profoundly impacted by – the mobility revolution.
Now pegged at $150-200 billion, the mobility market is slated to reach $1.5 trillion by 2030 as innovation proceeds apace.
With market incumbents and disruptors working to hasten the new innovations and offerings that will fuel mobility's growth, the
shape that growth will take – and the degree to which end users will benefit – hinges on whether the market will be dominated by closed or open source platforms.
Companies looking to break into the mobility market confront two major challenges: Major players like Uber have invested massively in user acquisition, driving down prices and making it harder for smaller companies to reach consumers. Compounding these difficulties are technological challenges. Dominant players have made significant investments in R&D to create huge efficiency gaps between more entrenched incumbents and smaller upstarts.
Dominant players' more advanced technology helps them optimize routes, distribute rides, and manage drivers' time more ffectively.
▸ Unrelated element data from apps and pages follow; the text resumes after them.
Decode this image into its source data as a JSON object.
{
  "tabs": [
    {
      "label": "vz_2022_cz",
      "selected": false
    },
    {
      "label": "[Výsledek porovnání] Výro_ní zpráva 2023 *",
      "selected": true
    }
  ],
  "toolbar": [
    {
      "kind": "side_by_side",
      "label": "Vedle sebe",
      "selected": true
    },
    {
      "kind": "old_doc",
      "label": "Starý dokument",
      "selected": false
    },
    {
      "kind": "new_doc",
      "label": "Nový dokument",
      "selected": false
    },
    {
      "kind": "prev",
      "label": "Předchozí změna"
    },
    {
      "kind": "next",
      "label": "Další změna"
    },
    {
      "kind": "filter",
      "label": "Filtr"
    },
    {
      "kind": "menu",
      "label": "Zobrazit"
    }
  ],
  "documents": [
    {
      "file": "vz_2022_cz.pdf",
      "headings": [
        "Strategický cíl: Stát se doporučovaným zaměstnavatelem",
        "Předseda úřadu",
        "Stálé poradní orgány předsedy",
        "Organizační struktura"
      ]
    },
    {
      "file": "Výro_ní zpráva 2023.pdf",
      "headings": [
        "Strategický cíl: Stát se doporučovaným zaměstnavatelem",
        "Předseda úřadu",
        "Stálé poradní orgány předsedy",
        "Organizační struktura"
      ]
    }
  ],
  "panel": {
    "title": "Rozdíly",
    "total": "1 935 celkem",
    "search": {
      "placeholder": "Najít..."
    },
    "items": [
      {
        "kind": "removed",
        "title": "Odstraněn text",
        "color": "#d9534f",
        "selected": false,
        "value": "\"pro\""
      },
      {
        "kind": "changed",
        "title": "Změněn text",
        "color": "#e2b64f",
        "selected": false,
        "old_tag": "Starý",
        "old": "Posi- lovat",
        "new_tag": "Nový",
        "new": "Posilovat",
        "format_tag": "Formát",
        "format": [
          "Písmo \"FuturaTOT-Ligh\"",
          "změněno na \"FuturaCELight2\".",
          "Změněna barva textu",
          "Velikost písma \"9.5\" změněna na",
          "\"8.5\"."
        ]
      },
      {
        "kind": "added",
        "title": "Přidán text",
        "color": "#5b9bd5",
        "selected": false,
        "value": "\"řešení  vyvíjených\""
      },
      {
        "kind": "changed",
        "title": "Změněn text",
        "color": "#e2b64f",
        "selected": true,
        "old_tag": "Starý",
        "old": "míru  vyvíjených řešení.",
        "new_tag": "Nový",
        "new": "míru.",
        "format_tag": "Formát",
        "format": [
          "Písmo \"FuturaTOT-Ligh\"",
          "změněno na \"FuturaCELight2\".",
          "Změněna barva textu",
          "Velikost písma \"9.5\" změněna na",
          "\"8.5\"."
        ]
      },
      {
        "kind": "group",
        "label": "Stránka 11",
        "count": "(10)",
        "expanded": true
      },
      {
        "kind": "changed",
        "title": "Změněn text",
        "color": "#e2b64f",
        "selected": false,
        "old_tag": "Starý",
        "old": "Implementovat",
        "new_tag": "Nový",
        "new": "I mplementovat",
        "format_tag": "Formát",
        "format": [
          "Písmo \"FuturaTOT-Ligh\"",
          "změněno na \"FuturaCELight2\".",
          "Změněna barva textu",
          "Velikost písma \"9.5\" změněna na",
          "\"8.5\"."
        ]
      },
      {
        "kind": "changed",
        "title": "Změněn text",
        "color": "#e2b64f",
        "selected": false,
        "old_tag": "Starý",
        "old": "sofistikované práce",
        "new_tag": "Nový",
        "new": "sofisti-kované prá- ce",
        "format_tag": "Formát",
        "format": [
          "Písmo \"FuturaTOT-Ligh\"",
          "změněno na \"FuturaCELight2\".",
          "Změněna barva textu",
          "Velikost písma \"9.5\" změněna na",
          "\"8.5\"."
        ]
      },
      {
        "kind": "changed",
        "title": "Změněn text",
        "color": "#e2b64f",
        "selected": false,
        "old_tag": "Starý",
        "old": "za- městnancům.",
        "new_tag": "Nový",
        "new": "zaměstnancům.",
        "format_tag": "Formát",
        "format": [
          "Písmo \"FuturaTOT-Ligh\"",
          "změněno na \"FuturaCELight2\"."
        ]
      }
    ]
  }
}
The Ubers and the Lyfts may continue to enjoy an outsized share of the market for the foreseeable future. This, in and of itself, is not necessarily inherently bad for consumers. It's one thing for major players to dominate the market because there simply aren't alternative mobility service providers.
It's quite another if users don't have access to a wider array of transport providers due to the dominance of a few.
One of the barriers is awareness: It is not enough for multiple smart mobility alternatives to simply exist. If end users lack knowledge of those alternatives, the market will merely function as a closed source.
Providing mobility choice
Technologically, just as Google revolutionized the Internet by providing users with a neutral platform aggregating different content providers in one place, mobility users will benefit most from platforms that aggregate the full spectrum of mobility services, allowing them to make their transport choices in an open source system.
Encouragingly, market forces are moving in this direction. For instance, Ford's Transportation Mobility Cloud, announced at CES 2018, aims to connect users to a range of mobility choices, including public and private car and transit services and bike-sharing. Called the “Transportation Mobility Cloud” the platform is designed to help connect smart transportation services, as well as adjacent connected offerings, uniting them with one common language to help coordinate all these efforts in real-time.
That means tying together personal cars with vehicle-to-everything.
HERE Mobility provides the missing piece for building the future of smart cities’ transportation.
Cities are served by dozens of transportation modes and providers, each holding only their small piece of urban mobility serving their needs and interests. In order to achieve efficient urban mobility, there are three key components that cities need, a versatile mobility market, visibility into urban mobility, and smart city optimization tools.